NORFOLK, Va. –
The flight deck of a nuclear-powered aircraft carrier is a fast-paced and complex place, especially when operating at sea. It takes only seconds for a multi-million dollar aircraft to “crunch” into another one and render both unable to fly. This miscalculation of movement and spilt-second mistake made by personnel working on the flight deck create huge complications for operational units that provide forward presence around the globe.
Rear Adm. John Meier, commander, Naval Air Force Atlantic (AIRLANT), believes the unfortunate mistakes made on the flight deck can be mitigated through more rigorous training in the classroom and hands-on experiences on the flight line. From his perspective, the Naval Aviation community has a duty and obligation to train and prepare Sailors who will, or who presently, work and manage day-to-day operations on a flight deck.
“The vast majority of reportable safety incidents we have in Naval Aviation are ‘crunches,’” Meier said. “This is when personnel working on a ship’s flight deck or flight line tow a $100-$200 million aircraft into something else. The worst of these types of events occur when one aircraft is towed into another one, and then a squadron or unit is down two of their aircraft. Mission and readiness are automatically impacted in a blink of an eye.”
Due to these incidents mostly resulting from human error, Meier is working with his team at AIRLANT to take necessary steps toward making Naval Aviation safer by trying to stop problems before they happen, and to close out the most preventable mistakes in order to keep Navy aircraft where they belong: in the air.
“Last year we had a significant number of crunches throughout the fleet,” Meier said. “A-B-H-U is our approach to that. It’s basically our ground school for aircraft handling.”

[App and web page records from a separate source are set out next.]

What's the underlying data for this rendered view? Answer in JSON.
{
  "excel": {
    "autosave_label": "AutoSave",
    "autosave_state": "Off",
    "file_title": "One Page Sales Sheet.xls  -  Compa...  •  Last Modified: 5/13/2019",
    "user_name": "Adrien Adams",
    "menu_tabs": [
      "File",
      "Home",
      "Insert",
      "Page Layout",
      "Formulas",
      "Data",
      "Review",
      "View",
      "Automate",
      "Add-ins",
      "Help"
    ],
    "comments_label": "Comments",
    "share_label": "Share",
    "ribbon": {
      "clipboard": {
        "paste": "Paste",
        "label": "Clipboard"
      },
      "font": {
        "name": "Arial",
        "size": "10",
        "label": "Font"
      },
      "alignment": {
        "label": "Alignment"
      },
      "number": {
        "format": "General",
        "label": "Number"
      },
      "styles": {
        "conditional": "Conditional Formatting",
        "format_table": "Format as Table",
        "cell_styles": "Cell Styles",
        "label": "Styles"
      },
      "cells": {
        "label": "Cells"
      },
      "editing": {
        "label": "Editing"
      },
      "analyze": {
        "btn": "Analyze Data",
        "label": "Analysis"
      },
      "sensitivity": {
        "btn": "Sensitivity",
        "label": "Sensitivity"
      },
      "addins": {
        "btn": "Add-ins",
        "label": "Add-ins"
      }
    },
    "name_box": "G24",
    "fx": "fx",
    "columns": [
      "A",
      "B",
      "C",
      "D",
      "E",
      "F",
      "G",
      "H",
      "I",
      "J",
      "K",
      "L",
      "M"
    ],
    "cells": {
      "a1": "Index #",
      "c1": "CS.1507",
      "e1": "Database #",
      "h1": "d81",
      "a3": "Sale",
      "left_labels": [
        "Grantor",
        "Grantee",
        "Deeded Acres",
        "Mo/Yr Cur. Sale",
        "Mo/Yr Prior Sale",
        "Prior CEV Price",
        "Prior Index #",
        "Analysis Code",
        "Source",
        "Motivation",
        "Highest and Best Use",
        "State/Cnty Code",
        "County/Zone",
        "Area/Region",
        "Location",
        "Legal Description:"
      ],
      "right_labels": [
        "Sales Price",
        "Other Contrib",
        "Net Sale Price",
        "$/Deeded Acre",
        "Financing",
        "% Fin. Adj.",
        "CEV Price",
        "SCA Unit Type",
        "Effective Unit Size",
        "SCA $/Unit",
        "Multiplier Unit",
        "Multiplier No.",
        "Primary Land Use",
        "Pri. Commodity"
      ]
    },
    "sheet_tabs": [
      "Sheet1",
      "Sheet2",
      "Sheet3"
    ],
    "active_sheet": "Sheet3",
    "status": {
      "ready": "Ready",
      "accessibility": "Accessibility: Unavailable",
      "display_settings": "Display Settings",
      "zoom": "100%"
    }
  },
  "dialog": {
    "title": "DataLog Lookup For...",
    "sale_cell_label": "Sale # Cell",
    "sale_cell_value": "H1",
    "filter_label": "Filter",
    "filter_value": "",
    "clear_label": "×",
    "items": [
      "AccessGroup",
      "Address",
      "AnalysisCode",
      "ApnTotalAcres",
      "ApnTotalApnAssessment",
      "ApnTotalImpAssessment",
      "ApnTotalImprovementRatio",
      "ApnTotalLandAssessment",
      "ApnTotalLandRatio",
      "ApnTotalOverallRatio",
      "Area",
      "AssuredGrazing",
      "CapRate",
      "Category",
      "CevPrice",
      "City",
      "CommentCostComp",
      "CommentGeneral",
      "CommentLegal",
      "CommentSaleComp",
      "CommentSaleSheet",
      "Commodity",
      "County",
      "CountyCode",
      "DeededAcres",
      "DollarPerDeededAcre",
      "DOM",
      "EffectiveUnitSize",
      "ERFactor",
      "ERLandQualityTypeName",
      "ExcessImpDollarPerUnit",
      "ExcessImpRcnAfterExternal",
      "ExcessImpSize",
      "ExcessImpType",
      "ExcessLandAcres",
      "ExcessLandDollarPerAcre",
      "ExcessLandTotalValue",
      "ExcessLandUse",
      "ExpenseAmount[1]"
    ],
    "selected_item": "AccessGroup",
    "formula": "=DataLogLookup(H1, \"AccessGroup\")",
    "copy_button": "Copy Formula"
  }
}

ABHU, or Aviation Boatswain’s Mate (Handling) University, is a new course that Aviation Boatswain’s Mates (Handling) (ABH) within AIRLANT’s claimancy can now take part in to refresh their skills, or acquire more knowledge in an area they may be unfamiliar with due to ship maintenance periods or their assigned job position within their shops. The first ABHU participants, from USS Harry S. Truman (CVN 75) and USS Dwight D. Eisenhower (CVN 69), graduated from the course on Naval Station Norfolk, Virginia, on June 2. The second class of Sailors comprised of participants from Harry S. Truman graduated June 9.
ABHs supervise the movement, spotting and securing of aircraft and equipment ashore and afloat and provide crash rescue, firefighting, crash removal and damage control duties in connection with the launch and recovery of aircraft.
“It’s a basic ABH course with a lot of extra reps [repetitions] and sets that they can use to practice in between being underway, so they can get extra proficient for when they go out to sea,” said Senior Chief Aviation Boatswain’s Mate (Handling) Maurk Burks, a Sailor assigned to AIRLANT and one of the instructors of ABHU.
The course length is set to meet the needs of the students based on how far along their ship is during their maintenance phase, which is part of the five-phased Optimized Fleet Response Plan (OFRP). If the ship is in the shipyard or beginning their maintenance phase, the course is five days: two classroom and three that are hands-on moving training aircraft. For ships entering advanced and integrated phases, the course is three days: one classroom and two hands-on. The course is for ships that are out of the shipyard and have operated, or are preparing to operate, at sea in preparation for exercises and an upcoming deployment.
“What we’re here to develop is a relentless and flawless execution of the basics,” Burks said. “So, basically, Sailors who are relentless in executing the basic responsibilities of their jobs aboard aircraft carriers.”
ABHs often work outdoors on the flight decks of various platforms in all climates, and the rate is largely considered a fast-paced and often hazardous job.
“During this course, I was able to work on some basics that I haven’t been able to work on for a while,” said Aviation Boatswain’s Mate (Handling) 3rd Class Ramon Antonio Reyes, assigned to Eisenhower and one of the first ABHU graduates. Reyes emphasized that the course allowed him and his classmates to slow down, get back to basics, build on knowledge and to improve within their rate.
By making the basics fresh and striving for perfection in any way possible, AIRLANT strives to minimize the number of preventable mishaps when it comes to aircraft, and, ultimately, make Naval Aviation safer every day.
“ABHU is just one of many initiatives to get ahead of a problem and to stop preventable mistakes from happening on our flight decks,” Meier said. “It starts with our people and ensuring that our Sailors have the training and means to be successful within their rate and to put safety first.”
Commander, Naval Air Force Atlantic (COMNAVAIRLANT) is responsible for seven nuclear-powered aircraft carriers, 54 aircraft squadrons, 1,200 aircraft and 52,000 officers, enlisted and civilian personnel based on the East Coast of the United States. It provides combat ready, sustainable naval air forces with the right personnel, properly trained and equipped, with a focus on readiness, operational excellence, interoperability, safety and efficient resourcing.
Mass Communication Specialist 2nd Class Tatyana Freeman is with Commander, Naval Air Force Atlantic.